## Can you solve this maths question meant for seven-year-olds?

A math question reportedly designed for 7-year-old school children has taken the internet by storm even after baffled parents struggled to solve the difficult problem. The question, from a Year 2 exam paper, challenges pupils to calculate how many passengers are on a train.

The question was posted by mother Louise Bloxham on Twitter, who lives in Bristol, England, reports The Sun. It prompted in a very lengthy debate about what the answer is and what’s the best way to work it out.

https://twitter.com/LouiseBloxham/status/729027334284709893

The question reads: “There are some people on a train. 19 people get off the train at the first stop. 17 people get on the train. Now there are 63 people on the train. How many people were on the train to begin with?”

After arriving at numerous different answers, the Twitter community determined that there were 65 people on the train to begin with.

Working backwards from, 63, we deduct the 17 new passengers and add again the 19 who got off the train, which leaves with 65, the original number of passengers on the train.

However, some claim that the real answer is 46 and the initial 19 passengers present a misleading red herring.

To confuse matters even further, Twitter user Louise Bloxham later commented, “if you think I the answer is 65 you would be wrong”, stating that the teachers who gave the test, the correct answer is actually 46.

Other answers given on Twitter include 61, 66 and zero; however, it was finally concluded that the correct answer was 65.

After the dust settled, a number of parents expressed resentment that such a complex question was given to 7-year-old children.

“That’s abstract thinking which hasn’t developed in children that age, still at concrete concepts,” one father wrote, according to the Sun.

“Children who can do math but struggle to read have no chance, whatever the answer,” another parent wrote. “Sickening.”
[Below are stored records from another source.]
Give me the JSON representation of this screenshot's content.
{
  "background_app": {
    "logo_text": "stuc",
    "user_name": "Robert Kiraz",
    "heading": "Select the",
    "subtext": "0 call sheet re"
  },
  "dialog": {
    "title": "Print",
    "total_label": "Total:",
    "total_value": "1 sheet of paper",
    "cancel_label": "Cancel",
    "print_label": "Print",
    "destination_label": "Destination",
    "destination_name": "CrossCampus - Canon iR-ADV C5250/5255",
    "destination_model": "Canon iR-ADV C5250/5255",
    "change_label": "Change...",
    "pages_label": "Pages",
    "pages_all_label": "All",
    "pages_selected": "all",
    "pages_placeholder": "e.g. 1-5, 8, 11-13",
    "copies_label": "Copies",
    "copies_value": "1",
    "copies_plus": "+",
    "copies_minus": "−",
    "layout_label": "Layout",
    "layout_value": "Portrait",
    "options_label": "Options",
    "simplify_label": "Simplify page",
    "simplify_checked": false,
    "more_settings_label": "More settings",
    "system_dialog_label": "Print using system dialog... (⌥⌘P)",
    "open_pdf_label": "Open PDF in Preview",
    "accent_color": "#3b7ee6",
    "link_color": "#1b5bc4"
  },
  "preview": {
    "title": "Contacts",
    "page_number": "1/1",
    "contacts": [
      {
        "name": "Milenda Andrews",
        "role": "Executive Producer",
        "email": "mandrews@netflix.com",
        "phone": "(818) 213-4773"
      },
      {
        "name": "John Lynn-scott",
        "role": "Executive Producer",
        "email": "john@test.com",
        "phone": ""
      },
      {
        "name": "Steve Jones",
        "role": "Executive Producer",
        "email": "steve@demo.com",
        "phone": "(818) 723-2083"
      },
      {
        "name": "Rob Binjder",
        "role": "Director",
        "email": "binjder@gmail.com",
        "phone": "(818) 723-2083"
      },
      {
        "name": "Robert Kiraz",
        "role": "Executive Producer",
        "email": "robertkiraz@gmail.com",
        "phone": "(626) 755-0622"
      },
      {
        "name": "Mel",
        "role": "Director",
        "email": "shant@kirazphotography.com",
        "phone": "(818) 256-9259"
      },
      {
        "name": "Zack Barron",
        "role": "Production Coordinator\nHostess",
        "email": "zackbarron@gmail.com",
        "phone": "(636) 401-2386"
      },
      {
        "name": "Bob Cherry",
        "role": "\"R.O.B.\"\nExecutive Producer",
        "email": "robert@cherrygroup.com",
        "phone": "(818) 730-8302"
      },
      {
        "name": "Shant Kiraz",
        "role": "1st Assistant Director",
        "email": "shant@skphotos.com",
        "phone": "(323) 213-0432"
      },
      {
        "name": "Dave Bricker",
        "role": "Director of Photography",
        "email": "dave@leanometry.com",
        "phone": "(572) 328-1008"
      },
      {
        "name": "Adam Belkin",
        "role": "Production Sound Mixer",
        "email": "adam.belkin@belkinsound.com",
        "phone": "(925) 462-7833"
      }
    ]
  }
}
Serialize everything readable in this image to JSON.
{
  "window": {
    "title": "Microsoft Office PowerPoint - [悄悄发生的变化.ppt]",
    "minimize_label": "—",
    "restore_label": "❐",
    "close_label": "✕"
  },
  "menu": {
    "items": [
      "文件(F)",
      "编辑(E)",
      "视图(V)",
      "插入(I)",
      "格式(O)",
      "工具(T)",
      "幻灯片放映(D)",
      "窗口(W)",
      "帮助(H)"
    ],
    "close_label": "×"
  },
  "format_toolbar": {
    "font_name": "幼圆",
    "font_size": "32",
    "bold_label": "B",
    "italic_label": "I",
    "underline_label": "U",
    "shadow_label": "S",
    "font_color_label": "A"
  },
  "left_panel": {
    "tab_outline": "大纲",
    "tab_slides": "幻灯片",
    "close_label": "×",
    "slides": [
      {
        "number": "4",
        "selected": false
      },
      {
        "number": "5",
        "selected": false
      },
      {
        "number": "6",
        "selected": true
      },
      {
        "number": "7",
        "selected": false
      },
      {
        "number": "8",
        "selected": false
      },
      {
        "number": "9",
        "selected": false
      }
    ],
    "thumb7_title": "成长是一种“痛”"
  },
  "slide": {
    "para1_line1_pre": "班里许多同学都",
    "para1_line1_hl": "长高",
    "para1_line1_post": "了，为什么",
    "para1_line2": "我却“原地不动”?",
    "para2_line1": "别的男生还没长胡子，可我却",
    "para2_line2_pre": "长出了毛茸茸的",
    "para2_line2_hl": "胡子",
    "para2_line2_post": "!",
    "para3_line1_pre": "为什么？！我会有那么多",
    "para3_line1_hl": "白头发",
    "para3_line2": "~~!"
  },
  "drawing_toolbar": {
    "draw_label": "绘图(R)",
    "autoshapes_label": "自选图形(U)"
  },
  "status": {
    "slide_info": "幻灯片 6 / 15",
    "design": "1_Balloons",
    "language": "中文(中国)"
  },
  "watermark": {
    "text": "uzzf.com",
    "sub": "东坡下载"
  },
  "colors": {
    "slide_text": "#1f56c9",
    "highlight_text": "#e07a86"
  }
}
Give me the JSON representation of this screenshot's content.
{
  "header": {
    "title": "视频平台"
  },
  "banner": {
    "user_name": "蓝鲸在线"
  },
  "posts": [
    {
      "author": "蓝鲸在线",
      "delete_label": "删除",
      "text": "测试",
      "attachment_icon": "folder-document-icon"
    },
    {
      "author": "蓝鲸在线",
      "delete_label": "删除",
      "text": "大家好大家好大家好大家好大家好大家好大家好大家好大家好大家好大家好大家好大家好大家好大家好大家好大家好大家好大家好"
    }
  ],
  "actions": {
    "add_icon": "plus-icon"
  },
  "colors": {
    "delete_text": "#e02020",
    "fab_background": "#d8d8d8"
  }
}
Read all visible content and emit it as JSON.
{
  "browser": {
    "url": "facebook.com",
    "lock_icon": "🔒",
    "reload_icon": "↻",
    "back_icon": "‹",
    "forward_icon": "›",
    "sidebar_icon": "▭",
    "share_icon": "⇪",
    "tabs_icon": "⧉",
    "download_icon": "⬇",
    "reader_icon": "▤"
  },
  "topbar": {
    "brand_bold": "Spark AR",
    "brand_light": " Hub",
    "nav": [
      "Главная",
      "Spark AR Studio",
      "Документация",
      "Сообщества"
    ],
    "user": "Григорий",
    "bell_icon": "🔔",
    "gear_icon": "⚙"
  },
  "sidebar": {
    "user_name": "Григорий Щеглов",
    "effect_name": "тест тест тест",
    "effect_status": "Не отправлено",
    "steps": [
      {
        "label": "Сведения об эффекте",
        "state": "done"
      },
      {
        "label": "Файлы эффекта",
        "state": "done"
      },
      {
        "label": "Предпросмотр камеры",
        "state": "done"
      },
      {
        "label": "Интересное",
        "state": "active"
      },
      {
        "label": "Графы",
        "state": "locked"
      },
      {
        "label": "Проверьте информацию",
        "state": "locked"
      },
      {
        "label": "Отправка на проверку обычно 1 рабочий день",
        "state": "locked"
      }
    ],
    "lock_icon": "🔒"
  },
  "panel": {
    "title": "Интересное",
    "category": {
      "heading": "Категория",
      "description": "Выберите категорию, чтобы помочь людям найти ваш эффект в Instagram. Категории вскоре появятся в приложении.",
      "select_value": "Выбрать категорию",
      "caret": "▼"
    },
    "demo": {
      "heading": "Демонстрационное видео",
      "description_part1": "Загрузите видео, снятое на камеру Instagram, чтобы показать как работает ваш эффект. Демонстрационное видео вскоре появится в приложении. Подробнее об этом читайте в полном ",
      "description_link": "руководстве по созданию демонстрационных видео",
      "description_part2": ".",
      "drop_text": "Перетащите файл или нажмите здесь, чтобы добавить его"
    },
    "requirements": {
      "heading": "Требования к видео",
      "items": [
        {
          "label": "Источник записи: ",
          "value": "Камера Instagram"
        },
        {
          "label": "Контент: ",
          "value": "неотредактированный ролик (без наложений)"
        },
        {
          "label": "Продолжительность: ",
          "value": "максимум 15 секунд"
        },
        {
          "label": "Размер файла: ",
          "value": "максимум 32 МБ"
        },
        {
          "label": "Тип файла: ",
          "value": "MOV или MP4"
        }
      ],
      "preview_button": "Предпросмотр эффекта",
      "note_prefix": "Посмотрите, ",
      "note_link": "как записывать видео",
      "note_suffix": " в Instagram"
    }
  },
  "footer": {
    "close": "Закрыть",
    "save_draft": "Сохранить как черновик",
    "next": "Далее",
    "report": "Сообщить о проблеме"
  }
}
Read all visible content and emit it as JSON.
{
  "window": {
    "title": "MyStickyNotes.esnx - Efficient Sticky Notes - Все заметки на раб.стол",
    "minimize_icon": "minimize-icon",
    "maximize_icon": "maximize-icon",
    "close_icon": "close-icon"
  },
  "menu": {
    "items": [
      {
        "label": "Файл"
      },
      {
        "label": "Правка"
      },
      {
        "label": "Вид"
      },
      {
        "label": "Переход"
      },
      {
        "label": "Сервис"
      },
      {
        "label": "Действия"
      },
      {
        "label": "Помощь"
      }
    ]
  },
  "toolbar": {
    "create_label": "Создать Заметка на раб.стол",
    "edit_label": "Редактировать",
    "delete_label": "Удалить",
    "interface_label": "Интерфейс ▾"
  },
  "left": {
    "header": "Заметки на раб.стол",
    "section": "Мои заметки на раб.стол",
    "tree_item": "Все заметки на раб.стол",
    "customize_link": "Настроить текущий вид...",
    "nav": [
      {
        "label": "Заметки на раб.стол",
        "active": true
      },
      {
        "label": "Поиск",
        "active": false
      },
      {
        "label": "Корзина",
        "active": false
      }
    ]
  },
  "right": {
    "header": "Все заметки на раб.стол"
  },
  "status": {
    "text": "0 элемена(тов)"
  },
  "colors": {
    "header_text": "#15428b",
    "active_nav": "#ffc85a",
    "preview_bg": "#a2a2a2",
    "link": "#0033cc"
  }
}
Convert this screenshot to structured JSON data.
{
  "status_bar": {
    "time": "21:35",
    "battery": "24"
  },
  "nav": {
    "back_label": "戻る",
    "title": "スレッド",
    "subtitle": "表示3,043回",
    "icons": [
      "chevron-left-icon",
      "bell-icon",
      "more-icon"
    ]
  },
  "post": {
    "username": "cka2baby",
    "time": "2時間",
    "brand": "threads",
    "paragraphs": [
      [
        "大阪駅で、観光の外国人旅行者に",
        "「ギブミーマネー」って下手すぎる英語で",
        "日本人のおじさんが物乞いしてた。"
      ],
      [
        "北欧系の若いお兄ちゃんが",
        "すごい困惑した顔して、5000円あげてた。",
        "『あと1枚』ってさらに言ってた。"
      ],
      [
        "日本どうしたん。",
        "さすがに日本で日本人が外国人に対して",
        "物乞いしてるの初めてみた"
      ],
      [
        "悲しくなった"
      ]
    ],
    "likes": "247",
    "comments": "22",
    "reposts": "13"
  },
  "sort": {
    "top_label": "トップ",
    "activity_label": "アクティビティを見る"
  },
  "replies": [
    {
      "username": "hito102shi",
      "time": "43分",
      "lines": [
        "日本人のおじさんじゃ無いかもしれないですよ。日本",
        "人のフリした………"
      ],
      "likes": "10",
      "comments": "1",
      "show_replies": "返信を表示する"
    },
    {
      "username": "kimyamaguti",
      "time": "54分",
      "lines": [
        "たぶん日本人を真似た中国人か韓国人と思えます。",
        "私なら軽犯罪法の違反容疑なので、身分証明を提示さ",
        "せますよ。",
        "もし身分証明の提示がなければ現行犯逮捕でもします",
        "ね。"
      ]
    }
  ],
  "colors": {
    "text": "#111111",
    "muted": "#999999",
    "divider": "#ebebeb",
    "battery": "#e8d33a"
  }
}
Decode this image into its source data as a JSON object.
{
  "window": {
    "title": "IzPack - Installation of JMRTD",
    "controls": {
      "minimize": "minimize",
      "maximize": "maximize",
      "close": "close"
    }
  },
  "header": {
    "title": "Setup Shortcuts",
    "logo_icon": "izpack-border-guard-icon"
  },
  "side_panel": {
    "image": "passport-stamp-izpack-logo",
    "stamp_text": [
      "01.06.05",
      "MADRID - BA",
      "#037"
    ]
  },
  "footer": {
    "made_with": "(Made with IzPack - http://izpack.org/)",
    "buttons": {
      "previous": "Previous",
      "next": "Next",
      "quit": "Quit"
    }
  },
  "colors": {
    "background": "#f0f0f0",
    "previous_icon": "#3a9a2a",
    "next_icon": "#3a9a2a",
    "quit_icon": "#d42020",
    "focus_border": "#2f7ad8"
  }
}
What abstract thinking? x-19+17=63

Not expected from u guys…

How do you guys no understand this?? It’s a great question. Think about it, it’s 46 because it’s asking for how many people there originally was. If the people total in the train originally is unknown but 19 get out, you’re subtracting 19 from x total. Then 17 come into the train after the stop. 19-17=2. After that consider this, if 19 were not trchnically originally in the train then 17 come in there is a 2 difference. So 63-19+2 then you get 46. Have to listen carefully to the details and understand that 19 isn’t really apart of the original amount in the train. If that makes sense?

Well note that they aked how many people were there originally

x = total people on the train

y = remaining people after 19 people get off

so

x – 19 = y

total people on the train X – 19 get off = remaining people on the train Y

17 people get on the train and end up with 63 people on the train

so

17 people + remain people on the train = 63

17 + y = 63

y= 63 – 17

y = 46

now we know the number that remain on the train after 19 people get off the train

so

x – 19 = y

x – 19 = 46

=> x = 46 + 19

x = 65

so the number of people on the train is 65

In short

X – 19 = Y

17 + Y = 63

Y = 63 – 17

=> Y = 46

X – 19 = Y

X – 19 = 46

X = 46 + 19

=> X = 65

???? Why the hell would you need to over complicate things like that? This is math for 7 year olds. VERY VERY simple, just go 63-17+19 BOOM correct answer!

I don’t get it. Is the point that the majority of Americans are idiots, the next pop of at the mouth spitting random lies, and the minority group sits back and laughs at the rest, withholding the information, laughing?

Because I didn’t say a word, I just laughed!!! My 19 month old could do this.

x=(19-17)+63

65 65 65

63-17+19=65

That’s because the question asked about the initial number so therefore to find that you have to subtract the new 17 from the new 63 and add back the old 19

Milo, the route could start with as many people as the train will hold if the passengers initially board along with the conductor.

But most trains are held in a holding area (at least where I come from) and I as the passenger am prohibited from going there, the conductor goes there to then drive it to the first stop for passenger pick up….unless you’re talking about a train that is switching routes (i.e. the central stop in a line of stops is the end of the first route, but the start of the 2nd route as the central stop is a city and is a major stop on multiple routes) in which case it can get even more confusing as to what “the beginning” is. 🙂